Call For U.S. Senate to Swiftly Pass Extension of Federal Longterm Unemployment Benefits
Call For U.S. Senate to Swiftly Pass Extension of Federal Longterm Unemployment Benefits for Over 1.3 Million Americans
MILLIONS OF AMERICAN WORKERS AND THEIR FAMILIES HAVE ALREADY LOST UNEMPLOYMENT BENEFITS
On December 28, federal jobless benefits expired for 1.3 million “long-term” unemployed workers. Nearly two-fifths (37.3 percent) of the 10.9 million people who are unemployed — 4.1 million people — have been looking for work for 27 weeks or longer. Furthermore, according to the Department of Labor, 47% of all African Americans who are unemployed are considered “long-term unemployed”. And, although African Americans make up just under 13% of the national population, we represent more than 22.6% of the long-term unemployed.

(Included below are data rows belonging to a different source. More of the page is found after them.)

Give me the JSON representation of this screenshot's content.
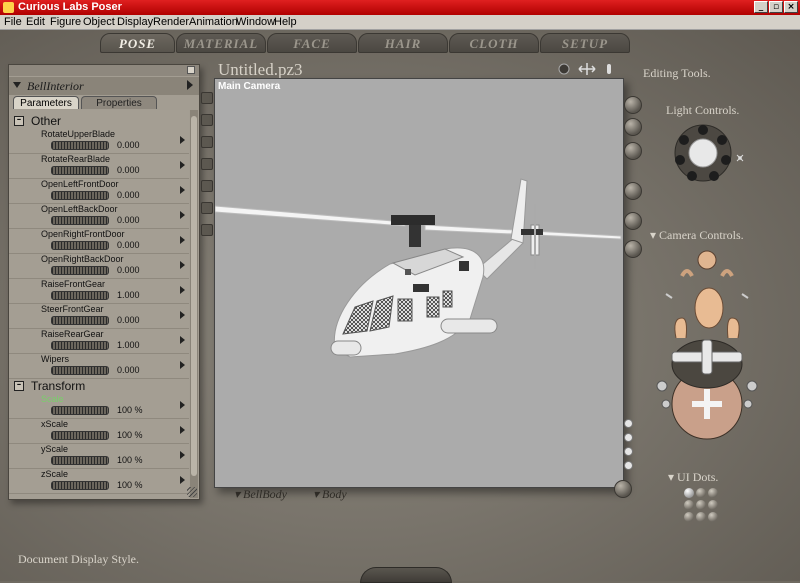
{
  "app": {
    "title": "Curious Labs Poser"
  },
  "menu": [
    "File",
    "Edit",
    "Figure",
    "Object",
    "Display",
    "Render",
    "Animation",
    "Window",
    "Help"
  ],
  "rooms": [
    "POSE",
    "MATERIAL",
    "FACE",
    "HAIR",
    "CLOTH",
    "SETUP"
  ],
  "params_panel": {
    "figure": "BellInterior",
    "tabs": [
      "Parameters",
      "Properties"
    ],
    "groups": [
      {
        "label": "Other",
        "params": [
          {
            "name": "RotateUpperBlade",
            "value": "0.000"
          },
          {
            "name": "RotateRearBlade",
            "value": "0.000"
          },
          {
            "name": "OpenLeftFrontDoor",
            "value": "0.000"
          },
          {
            "name": "OpenLeftBackDoor",
            "value": "0.000"
          },
          {
            "name": "OpenRightFrontDoor",
            "value": "0.000"
          },
          {
            "name": "OpenRightBackDoor",
            "value": "0.000"
          },
          {
            "name": "RaiseFrontGear",
            "value": "1.000"
          },
          {
            "name": "SteerFrontGear",
            "value": "0.000"
          },
          {
            "name": "RaiseRearGear",
            "value": "1.000"
          },
          {
            "name": "Wipers",
            "value": "0.000"
          }
        ]
      },
      {
        "label": "Transform",
        "params": [
          {
            "name": "Scale",
            "value": "100 %"
          },
          {
            "name": "xScale",
            "value": "100 %"
          },
          {
            "name": "yScale",
            "value": "100 %"
          },
          {
            "name": "zScale",
            "value": "100 %"
          }
        ]
      }
    ]
  },
  "document": {
    "title": "Untitled.pz3",
    "camera": "Main Camera"
  },
  "bottom_menus": {
    "figure": "BellBody",
    "actor": "Body"
  },
  "right": {
    "editing_tools": "Editing Tools.",
    "light_controls": "Light Controls.",
    "camera_controls": "Camera Controls.",
    "ui_dots": "UI Dots."
  },
  "footer": {
    "display_style": "Document Display Style."
  },
  "colors": {
    "titlebar": "#d01010",
    "workspace": "#7a756c",
    "viewport_bg": "#ababab",
    "highlight_param": "#79d06a"
  }
}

By the end of 2014, another 3.6 million American workers are scheduled to lose their benefits. So, in total, over 4 million American men and women will lose their unemployment benefits, and a quarter of them are African American. These benefits average $1,166 per month, which while not enough to sustain a family of four, helped keep 1.7 million people—including 446,000 children—out of poverty in 2012.
Later today the U.S. Senate will vote on “cloture” of a bill – S. 1845, authored by Senator Jack Reed (RI) – which would extend long-term unemployment benefits for another 3 months. If cloture succeeds (which requires 60 Senators to vote yes), debate on the bill will end and they can move towards an up-or-down vote on final passage. We must encourage every member of the Senate to support this important legislation and allow it to move forward.
Blocking an extension of unemployment insurance is a cruel, unfair, indecent and inhumane action considering real American lives are at stake. While short-term unemployment — the percentage of the labor force unemployed for five weeks or less — is back down to where it was before the recession, unfortunately, for many of the long-term unemployed, the impact of the economic downturn is still being acutely felt. These men and women, in many cases parents trying meet the basic human needs of their families, often live in areas of the country where jobs are scarce. They face a vicious cycle of employment discrimination in which employers don't want to hire them because they've been unemployed for so long, which in turn extends their unemployment and makes it even harder for them to find a job.
THE NAACP URGES ALL U.S. SENATORS TO SUPPORT AN EXTENSION OF FEDERAL UNEMPLOYMENT BENEFITS AND TO SUPPORT CLOTURE AND FINAL PASSAGE OF S. 1845